I called to you this morning
from another room
in this new house we chose together,
as lovers call to one another, every day,
for a hundred mundane reasons
there’s coffee in the kitchen,
someone wants you on the phone,
leaving now but won’t be long
I meant to call you in this way
but through some slip in time and place,
called you by her name.
After all these years, I used her name
when the word I wanted was Love.
As if meeting a promise she made to herself a long time ago, as if placing an unfinished glass at the edge of the cluttered table, as if turning her body away forever, she speaks very gently, I asked only this, that you were honest.
You’re on at me for being late again, while you were on time as you always are, then as we walk the talk turns to the usual stuff: cutting back on the drink, watching the waistline, you’ve found a new app that tracks your heartrate, then you mention some bloke we went to school with who you bumped into the other day, he looked a right fucking plight— I’ve never seen anyone in such a state still walking the street, and we both go quiet, feeling better.
Meet the Poet!
Alex Reed’s poetry has been published in various print and on-line magazines. His pamphlets A Career in Accompaniment and These Nights at Home (with accompanying images by Keren Banning) were published by V. Press and explore themes of illness, care-giving and loss.

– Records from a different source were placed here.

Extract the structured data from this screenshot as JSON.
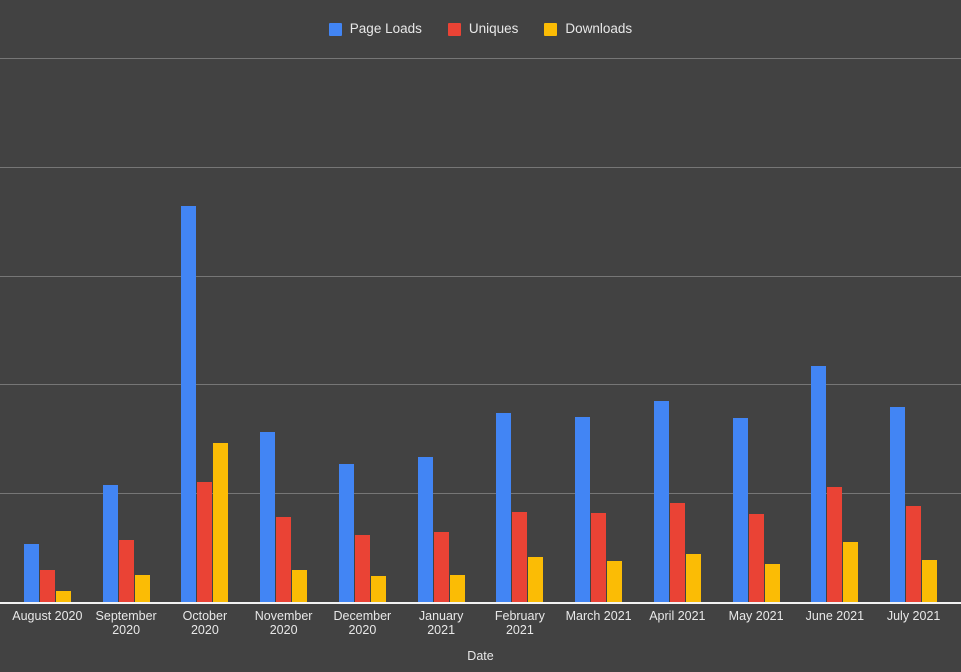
{
  "chart_data": {
    "type": "bar",
    "title": "",
    "xlabel": "Date",
    "ylabel": "",
    "grid": true,
    "legend_position": "top",
    "ylim": [
      0,
      2500
    ],
    "y_gridline_values": [
      0,
      500,
      1000,
      1500,
      2000,
      2500
    ],
    "y_tick_labels_shown": false,
    "categories": [
      "August 2020",
      "September 2020",
      "October 2020",
      "November 2020",
      "December 2020",
      "January 2021",
      "February 2021",
      "March 2021",
      "April 2021",
      "May 2021",
      "June 2021",
      "July 2021"
    ],
    "category_lines": [
      [
        "August 2020"
      ],
      [
        "September",
        "2020"
      ],
      [
        "October",
        "2020"
      ],
      [
        "November",
        "2020"
      ],
      [
        "December",
        "2020"
      ],
      [
        "January",
        "2021"
      ],
      [
        "February",
        "2021"
      ],
      [
        "March 2021"
      ],
      [
        "April 2021"
      ],
      [
        "May 2021"
      ],
      [
        "June 2021"
      ],
      [
        "July 2021"
      ]
    ],
    "series": [
      {
        "name": "Page Loads",
        "color": "#4285F4",
        "values": [
          265,
          540,
          1820,
          780,
          635,
          665,
          870,
          850,
          925,
          845,
          1085,
          895
        ]
      },
      {
        "name": "Uniques",
        "color": "#EA4335",
        "values": [
          145,
          285,
          550,
          390,
          310,
          320,
          415,
          410,
          455,
          405,
          530,
          440
        ]
      },
      {
        "name": "Downloads",
        "color": "#FBBC05",
        "values": [
          50,
          122,
          730,
          145,
          120,
          126,
          206,
          188,
          222,
          173,
          276,
          195
        ]
      }
    ]
  },
  "legend": {
    "items": [
      {
        "label": "Page Loads",
        "color": "#4285F4"
      },
      {
        "label": "Uniques",
        "color": "#EA4335"
      },
      {
        "label": "Downloads",
        "color": "#FBBC05"
      }
    ]
  },
  "axis": {
    "x_title": "Date"
  },
  "style": {
    "background": "#424242",
    "gridline_color": "#8a8a8a",
    "baseline_color": "#f2f2f2",
    "text_color": "#e8e8e8"
  }
}
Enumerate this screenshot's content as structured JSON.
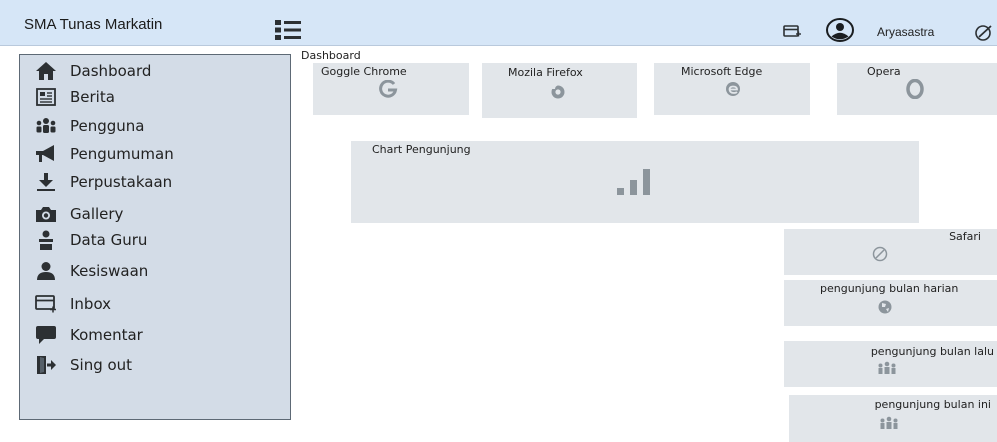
{
  "header": {
    "app_title": "SMA Tunas Markatin",
    "username": "Aryasastra",
    "icons": [
      "menu-icon",
      "inbox-icon",
      "avatar-icon",
      "edit-icon"
    ]
  },
  "sidebar": {
    "items": [
      {
        "label": "Dashboard",
        "icon": "home-icon"
      },
      {
        "label": "Berita",
        "icon": "newspaper-icon"
      },
      {
        "label": "Pengguna",
        "icon": "users-icon"
      },
      {
        "label": "Pengumuman",
        "icon": "megaphone-icon"
      },
      {
        "label": "Perpustakaan",
        "icon": "download-icon"
      },
      {
        "label": "Gallery",
        "icon": "camera-icon"
      },
      {
        "label": "Data Guru",
        "icon": "teacher-icon"
      },
      {
        "label": "Kesiswaan",
        "icon": "student-icon"
      },
      {
        "label": "Inbox",
        "icon": "inbox-icon"
      },
      {
        "label": "Komentar",
        "icon": "comment-icon"
      },
      {
        "label": "Sing out",
        "icon": "signout-icon"
      }
    ]
  },
  "main": {
    "breadcrumb": "Dashboard",
    "browser_cards": [
      {
        "title": "Goggle Chrome",
        "icon": "google-icon"
      },
      {
        "title": "Mozila  Firefox",
        "icon": "firefox-icon"
      },
      {
        "title": "Microsoft Edge",
        "icon": "edge-icon"
      },
      {
        "title": "Opera",
        "icon": "opera-icon"
      }
    ],
    "chart_card": {
      "title": "Chart Pengunjung",
      "icon": "bar-chart-icon"
    },
    "stat_cards": [
      {
        "title": "Safari",
        "icon": "compass-icon"
      },
      {
        "title": "pengunjung bulan harian",
        "icon": "globe-icon"
      },
      {
        "title": "pengunjung bulan lalu",
        "icon": "users-icon"
      },
      {
        "title": "pengunjung bulan ini",
        "icon": "users-icon"
      }
    ]
  },
  "colors": {
    "topbar": "#d6e6f7",
    "sidebar": "#d3dce7",
    "card": "#e2e6ea",
    "icon_dark": "#2c3033",
    "icon_muted": "#8c959c"
  }
}
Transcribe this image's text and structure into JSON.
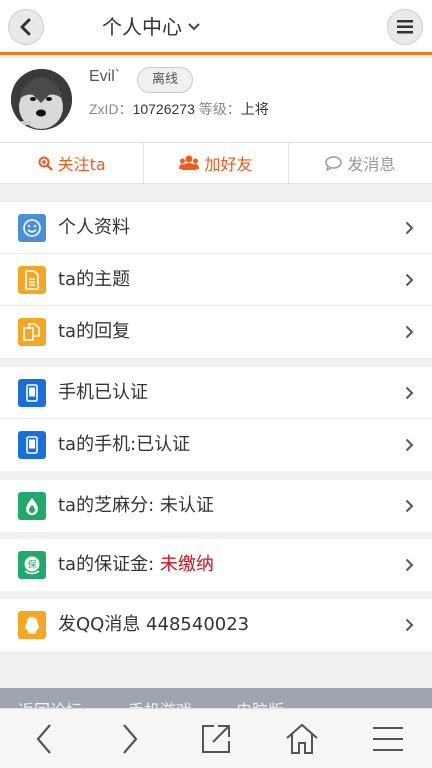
{
  "header": {
    "back_icon": "chevron-left-icon",
    "title": "个人中心",
    "title_dropdown_icon": "chevron-down-icon",
    "menu_icon": "hamburger-menu-icon",
    "accent_color": "#f47a20"
  },
  "profile": {
    "username": "Evil`",
    "status": "离线",
    "zxid_label": "ZxID：",
    "zxid_value": "10726273",
    "level_label": "等级：",
    "level_value": "上将"
  },
  "actions": [
    {
      "label": "关注ta",
      "icon": "search-plus-icon"
    },
    {
      "label": "加好友",
      "icon": "users-icon"
    },
    {
      "label": "发消息",
      "icon": "chat-bubble-icon"
    }
  ],
  "groups": [
    {
      "items": [
        {
          "label": "个人资料",
          "icon": "smiley-icon",
          "color": "#4a90d9"
        },
        {
          "label": "ta的主题",
          "icon": "document-icon",
          "color": "#f5a623"
        },
        {
          "label": "ta的回复",
          "icon": "copy-icon",
          "color": "#f5a623"
        }
      ]
    },
    {
      "items": [
        {
          "label": "手机已认证",
          "icon": "mobile-icon",
          "color": "#1a6fd6"
        },
        {
          "label": "ta的手机:已认证",
          "icon": "mobile-icon",
          "color": "#1a6fd6"
        }
      ]
    },
    {
      "items": [
        {
          "label": "ta的芝麻分: 未认证",
          "icon": "sesame-icon",
          "color": "#21a96b"
        }
      ]
    },
    {
      "items": [
        {
          "label": "ta的保证金: ",
          "label_emphasis": "未缴纳",
          "icon": "deposit-shield-icon",
          "color": "#21a96b"
        }
      ]
    },
    {
      "items": [
        {
          "label": "发QQ消息 448540023",
          "icon": "qq-icon",
          "color": "#f5a623"
        }
      ]
    }
  ],
  "footer_links": [
    "返回论坛",
    "手机游戏",
    "电脑版"
  ],
  "bottom_nav": [
    {
      "name": "back",
      "icon": "arrow-left-icon"
    },
    {
      "name": "forward",
      "icon": "arrow-right-icon"
    },
    {
      "name": "share",
      "icon": "share-icon"
    },
    {
      "name": "home",
      "icon": "home-icon"
    },
    {
      "name": "menu",
      "icon": "menu-icon"
    }
  ]
}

His recent collection knots, tangles, fankles (V.Press, 2022) is a re-imagining of the work of radical psychiatrists R.D. Laing & A. Esterson on family life and ‘schizophrenia’.